* _WHAT TO DO_:
Would it be possible to copy exactly the lines from the one containing "Decode this image" to the end of the entries, including both and nothing else?

──────── MATERIAL SUPPLIED

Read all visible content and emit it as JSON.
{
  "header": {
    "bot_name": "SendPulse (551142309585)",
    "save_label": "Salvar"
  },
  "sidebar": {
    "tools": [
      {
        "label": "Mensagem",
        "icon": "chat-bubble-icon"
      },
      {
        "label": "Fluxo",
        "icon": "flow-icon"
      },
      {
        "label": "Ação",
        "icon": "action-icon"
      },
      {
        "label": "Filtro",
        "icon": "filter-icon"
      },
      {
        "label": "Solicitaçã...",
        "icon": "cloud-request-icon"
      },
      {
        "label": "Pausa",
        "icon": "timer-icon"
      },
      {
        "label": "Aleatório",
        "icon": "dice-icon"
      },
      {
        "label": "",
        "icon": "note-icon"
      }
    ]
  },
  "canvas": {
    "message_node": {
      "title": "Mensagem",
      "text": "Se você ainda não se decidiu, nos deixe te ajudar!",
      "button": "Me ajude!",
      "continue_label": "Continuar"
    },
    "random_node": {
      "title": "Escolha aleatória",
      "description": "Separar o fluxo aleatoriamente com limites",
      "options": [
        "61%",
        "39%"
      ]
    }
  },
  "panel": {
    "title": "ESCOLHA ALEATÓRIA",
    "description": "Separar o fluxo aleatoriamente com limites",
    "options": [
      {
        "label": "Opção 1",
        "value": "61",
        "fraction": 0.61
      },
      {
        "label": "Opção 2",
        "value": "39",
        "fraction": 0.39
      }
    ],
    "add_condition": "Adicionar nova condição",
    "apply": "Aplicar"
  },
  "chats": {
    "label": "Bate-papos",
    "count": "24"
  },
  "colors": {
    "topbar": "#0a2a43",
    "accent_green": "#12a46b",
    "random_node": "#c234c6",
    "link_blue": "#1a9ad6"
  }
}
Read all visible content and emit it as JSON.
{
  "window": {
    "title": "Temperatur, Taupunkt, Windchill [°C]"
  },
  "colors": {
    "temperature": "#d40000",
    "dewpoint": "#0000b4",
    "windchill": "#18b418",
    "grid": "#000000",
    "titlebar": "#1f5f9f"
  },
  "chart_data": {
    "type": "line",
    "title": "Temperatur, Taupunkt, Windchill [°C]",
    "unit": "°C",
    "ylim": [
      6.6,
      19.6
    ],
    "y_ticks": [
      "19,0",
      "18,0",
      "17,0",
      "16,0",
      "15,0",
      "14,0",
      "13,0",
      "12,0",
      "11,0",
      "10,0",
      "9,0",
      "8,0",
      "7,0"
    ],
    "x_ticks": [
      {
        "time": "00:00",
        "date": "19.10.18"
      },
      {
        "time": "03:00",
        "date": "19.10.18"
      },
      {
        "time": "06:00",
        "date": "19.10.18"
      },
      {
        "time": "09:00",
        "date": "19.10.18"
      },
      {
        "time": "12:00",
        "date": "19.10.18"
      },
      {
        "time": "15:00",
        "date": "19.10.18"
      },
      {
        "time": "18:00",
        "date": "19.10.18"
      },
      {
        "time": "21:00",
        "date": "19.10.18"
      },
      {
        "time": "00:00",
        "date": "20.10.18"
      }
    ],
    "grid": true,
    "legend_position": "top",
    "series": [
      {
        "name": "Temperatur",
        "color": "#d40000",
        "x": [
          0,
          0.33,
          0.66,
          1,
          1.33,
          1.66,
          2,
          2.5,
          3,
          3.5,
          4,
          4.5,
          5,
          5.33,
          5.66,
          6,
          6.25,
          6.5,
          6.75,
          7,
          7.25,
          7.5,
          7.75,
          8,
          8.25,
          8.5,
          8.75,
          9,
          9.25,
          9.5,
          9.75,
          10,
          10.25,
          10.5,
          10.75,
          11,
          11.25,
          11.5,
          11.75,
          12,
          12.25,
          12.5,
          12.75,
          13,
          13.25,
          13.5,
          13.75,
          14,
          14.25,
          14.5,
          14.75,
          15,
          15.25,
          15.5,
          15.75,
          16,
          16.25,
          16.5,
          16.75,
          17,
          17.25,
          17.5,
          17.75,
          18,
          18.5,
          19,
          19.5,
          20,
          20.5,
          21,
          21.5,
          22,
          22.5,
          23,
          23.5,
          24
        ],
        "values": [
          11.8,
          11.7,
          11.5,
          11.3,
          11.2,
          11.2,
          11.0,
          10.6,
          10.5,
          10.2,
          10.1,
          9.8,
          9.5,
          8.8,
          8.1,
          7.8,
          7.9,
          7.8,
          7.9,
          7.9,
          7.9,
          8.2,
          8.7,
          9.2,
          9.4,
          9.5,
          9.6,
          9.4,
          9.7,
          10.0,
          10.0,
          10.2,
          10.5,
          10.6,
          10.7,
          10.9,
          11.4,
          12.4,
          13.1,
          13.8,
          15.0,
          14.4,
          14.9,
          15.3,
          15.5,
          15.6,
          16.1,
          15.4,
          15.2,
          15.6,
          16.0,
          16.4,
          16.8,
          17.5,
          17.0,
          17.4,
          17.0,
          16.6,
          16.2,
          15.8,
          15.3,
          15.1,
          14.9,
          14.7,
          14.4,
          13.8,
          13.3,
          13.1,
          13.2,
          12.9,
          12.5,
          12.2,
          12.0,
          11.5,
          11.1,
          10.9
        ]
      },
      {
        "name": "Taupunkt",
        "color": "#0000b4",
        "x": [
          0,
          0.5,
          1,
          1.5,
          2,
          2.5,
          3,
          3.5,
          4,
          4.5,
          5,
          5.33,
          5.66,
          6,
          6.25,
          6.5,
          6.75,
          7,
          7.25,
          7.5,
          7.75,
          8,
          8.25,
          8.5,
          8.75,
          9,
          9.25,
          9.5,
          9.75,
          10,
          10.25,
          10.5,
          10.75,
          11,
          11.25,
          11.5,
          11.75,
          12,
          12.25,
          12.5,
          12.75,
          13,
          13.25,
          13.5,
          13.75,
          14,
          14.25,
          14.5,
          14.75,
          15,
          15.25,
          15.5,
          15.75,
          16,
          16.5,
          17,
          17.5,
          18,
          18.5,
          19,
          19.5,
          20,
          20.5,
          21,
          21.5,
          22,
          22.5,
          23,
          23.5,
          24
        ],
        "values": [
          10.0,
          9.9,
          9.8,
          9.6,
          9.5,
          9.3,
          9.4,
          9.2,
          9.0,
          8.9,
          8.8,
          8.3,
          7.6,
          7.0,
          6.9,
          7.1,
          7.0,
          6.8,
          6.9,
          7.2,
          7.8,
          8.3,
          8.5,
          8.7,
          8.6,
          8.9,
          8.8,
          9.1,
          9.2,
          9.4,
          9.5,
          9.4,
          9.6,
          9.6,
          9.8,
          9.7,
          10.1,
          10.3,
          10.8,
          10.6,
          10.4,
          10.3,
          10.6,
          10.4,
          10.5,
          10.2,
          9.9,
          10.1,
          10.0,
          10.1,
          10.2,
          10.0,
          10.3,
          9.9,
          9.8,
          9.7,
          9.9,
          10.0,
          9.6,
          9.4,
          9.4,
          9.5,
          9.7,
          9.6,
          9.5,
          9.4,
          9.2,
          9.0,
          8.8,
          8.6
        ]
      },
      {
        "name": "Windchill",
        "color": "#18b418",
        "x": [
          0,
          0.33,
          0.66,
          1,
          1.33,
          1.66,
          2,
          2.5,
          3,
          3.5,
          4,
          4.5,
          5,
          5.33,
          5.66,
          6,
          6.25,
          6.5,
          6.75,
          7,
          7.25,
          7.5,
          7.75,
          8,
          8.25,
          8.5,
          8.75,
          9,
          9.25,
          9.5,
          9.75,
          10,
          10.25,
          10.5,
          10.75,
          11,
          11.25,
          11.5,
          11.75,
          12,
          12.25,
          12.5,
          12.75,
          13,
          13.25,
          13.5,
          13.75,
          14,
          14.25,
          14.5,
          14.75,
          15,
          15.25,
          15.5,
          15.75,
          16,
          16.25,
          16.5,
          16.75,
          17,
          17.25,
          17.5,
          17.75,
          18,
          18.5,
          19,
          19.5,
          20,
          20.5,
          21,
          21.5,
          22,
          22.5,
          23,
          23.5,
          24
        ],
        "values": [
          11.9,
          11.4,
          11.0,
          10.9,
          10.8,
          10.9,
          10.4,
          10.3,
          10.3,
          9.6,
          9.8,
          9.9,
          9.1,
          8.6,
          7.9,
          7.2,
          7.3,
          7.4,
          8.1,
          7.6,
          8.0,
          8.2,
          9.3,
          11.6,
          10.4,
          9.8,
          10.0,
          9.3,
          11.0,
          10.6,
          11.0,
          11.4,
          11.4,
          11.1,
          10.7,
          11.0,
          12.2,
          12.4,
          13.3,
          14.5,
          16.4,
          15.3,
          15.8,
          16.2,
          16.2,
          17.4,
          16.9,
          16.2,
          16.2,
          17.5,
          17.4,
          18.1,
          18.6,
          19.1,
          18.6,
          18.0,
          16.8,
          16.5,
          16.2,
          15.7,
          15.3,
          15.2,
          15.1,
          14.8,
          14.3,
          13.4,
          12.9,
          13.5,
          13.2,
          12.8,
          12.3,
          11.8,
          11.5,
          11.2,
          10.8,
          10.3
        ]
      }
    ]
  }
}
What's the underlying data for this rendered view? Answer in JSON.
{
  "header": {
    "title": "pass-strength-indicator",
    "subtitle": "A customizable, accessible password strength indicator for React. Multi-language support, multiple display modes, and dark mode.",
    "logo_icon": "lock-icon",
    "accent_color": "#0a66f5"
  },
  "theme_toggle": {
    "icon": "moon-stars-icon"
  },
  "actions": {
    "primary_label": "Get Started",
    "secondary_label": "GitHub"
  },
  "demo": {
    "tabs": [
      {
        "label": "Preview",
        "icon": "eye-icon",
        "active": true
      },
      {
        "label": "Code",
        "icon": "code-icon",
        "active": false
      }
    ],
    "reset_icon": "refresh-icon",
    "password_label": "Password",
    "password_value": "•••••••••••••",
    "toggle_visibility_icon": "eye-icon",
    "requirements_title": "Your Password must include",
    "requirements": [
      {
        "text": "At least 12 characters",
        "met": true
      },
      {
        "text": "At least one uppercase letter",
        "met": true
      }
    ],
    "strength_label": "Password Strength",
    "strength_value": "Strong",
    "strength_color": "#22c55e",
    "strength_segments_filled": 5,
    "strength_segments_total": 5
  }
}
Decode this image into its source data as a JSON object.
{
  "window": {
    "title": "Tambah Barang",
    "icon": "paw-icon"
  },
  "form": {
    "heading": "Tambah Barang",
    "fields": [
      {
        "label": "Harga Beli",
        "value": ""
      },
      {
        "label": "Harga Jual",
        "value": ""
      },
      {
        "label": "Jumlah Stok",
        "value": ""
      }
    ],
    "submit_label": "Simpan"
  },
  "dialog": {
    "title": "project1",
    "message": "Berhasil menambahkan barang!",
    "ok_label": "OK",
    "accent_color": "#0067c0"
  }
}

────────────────

* _EXERCISE SOLUTION_:
Decode this image into its source data as a JSON object.
{
  "window": {
    "title": "Tambah Barang",
    "icon": "paw-icon"
  },
  "form": {
    "heading": "Tambah Barang",
    "fields": [
      {
        "label": "Harga Beli",
        "value": ""
      },
      {
        "label": "Harga Jual",
        "value": ""
      },
      {
        "label": "Jumlah Stok",
        "value": ""
      }
    ],
    "submit_label": "Simpan"
  },
  "dialog": {
    "title": "project1",
    "message": "Berhasil menambahkan barang!",
    "ok_label": "OK",
    "accent_color": "#0067c0"
  }
}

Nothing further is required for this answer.